9 Questions Feminist Criticism Might Ask What are the power relationships between men and women (or characters assuming male/female roles)? How are male and female roles defined? What constitutes masculinity and femininity? How do characters embody these traits? Do characters take on traits from opposite genders? How so? How does this change others reactions to them? What does the work reveal about the operations (economically, politically, socially, or psychologically) of patriarchy? What does the work imply about the possibilities of sisterhood as a mode of resisting patriarchy? What does the work say about women's creativity? What does the history of the work's reception by the public and by the critics tell us about the operation of patriarchy? What role does the work play in terms of women's literary history and literary tradition?

10 Queer Theory Named as a discipline since 1991 Grew out of gay/lesbian studies, which in turn grew out of feminist studies Feminism challenged idea that gender is essential or natural; queer theory challenges the idea that sexuality or sex acts are an essential, unchanging aspect of identity (or that they are naturally moral or immoral).

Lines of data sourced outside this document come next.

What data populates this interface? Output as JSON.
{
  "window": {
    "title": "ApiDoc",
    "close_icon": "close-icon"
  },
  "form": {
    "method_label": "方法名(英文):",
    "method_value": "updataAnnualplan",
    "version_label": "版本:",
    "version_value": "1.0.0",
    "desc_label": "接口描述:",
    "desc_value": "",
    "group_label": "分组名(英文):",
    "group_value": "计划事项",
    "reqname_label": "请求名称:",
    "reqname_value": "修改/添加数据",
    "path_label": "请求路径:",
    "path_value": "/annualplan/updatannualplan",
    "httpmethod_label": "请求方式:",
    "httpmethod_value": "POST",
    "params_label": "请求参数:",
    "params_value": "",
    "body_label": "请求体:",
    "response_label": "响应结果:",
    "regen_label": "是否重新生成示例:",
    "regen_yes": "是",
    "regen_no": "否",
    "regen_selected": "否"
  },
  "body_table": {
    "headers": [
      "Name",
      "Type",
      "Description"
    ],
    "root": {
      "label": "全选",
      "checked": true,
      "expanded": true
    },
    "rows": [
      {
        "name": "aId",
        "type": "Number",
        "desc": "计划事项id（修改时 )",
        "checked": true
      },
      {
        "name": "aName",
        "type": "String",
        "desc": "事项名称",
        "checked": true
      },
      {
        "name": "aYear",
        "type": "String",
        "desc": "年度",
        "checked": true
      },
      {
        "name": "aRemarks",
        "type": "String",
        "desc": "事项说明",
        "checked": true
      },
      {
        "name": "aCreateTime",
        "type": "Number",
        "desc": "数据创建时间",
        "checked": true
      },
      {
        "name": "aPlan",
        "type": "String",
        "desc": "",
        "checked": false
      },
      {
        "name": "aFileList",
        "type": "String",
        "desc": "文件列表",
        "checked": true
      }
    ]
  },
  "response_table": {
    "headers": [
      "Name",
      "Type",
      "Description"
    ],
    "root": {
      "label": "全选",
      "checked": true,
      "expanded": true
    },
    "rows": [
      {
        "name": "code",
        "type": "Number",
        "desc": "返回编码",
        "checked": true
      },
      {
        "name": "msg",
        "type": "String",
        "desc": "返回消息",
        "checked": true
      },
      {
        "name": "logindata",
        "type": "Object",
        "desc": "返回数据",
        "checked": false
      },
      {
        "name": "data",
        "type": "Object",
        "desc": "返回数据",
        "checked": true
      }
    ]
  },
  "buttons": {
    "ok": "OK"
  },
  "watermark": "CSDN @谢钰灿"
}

11 Queer Theory Theory Toolbox: If gender theory demonstrates the disentanglement of gender from an essentialist notion of sex, queer theory demonstrates a similar disentanglement of sex acts from gender identity Queer theory argues there is no natural relation between anatomical equipment and a particular sex act

12 A word about language Why queer? Term homosexual linked to pathologizing discourse? Reclaiming a pejorative term Challenges notions of normative sexuality (retains meaning of odd or unusual, thus interested in sexuality that is labeled queer or non-normative)

13 Gender vs. Sexuality More difficult to think about sexuality as being socially constructed than gender? We can look around and see that ideas about gender are evolving (even in matters of style and dress) Sexuality seems to be about biology, the ways our bodies operate on a physical level.

14 Klages: Two ways our society defines sexuality 1. In terms of animal instincts (hormones, seasonal cycles, etc.) over which we have no control 2. In terms of moral and ethical choices (coded as good and evil) over which we re supposed to have complete control 1. Problem with first, biological view, is that our sexuality doesn t function like animal sexuality. In humans, reproduction often separated from sexuality 2. Second category often takes the form of moral statements about what is good or bad sexual behavior. These judgments have shifted over time, which is one of showing that these categories are social constructs.

15 Queer theory sees problems with viewing sex acts in a strict binary: heterosexual/homosexual; normal/abnormal. Interested in the way these binaries are transgressed. Idea that gender and sexuality aren t essential parts of identity, but rather performative discourses Binaries

16 Linguistics/Speech Act Theory Constative Utterances These speech acts state facts or describe a state of affairs that s already assumed to be true Performative Utterances Speech acts that actually make something happen through language: I now pronounce you man and wife. I promise to pay back the $100 I borrowed. These utterances are neither true nor false Like performance utterances, one s sexual identity becomes culturally meaningful (recognizable) only through performance of certain acts.

17 Questions Queer Theory Asks Interested in: How sexuality has been historically defined How various cultures or time periods enforced ideas about what kinds of sexuality are normal and which are abnormal Looking at all kinds of sexuality deemed queer or non-normative, including gender-bending How sexual behavior is a social construct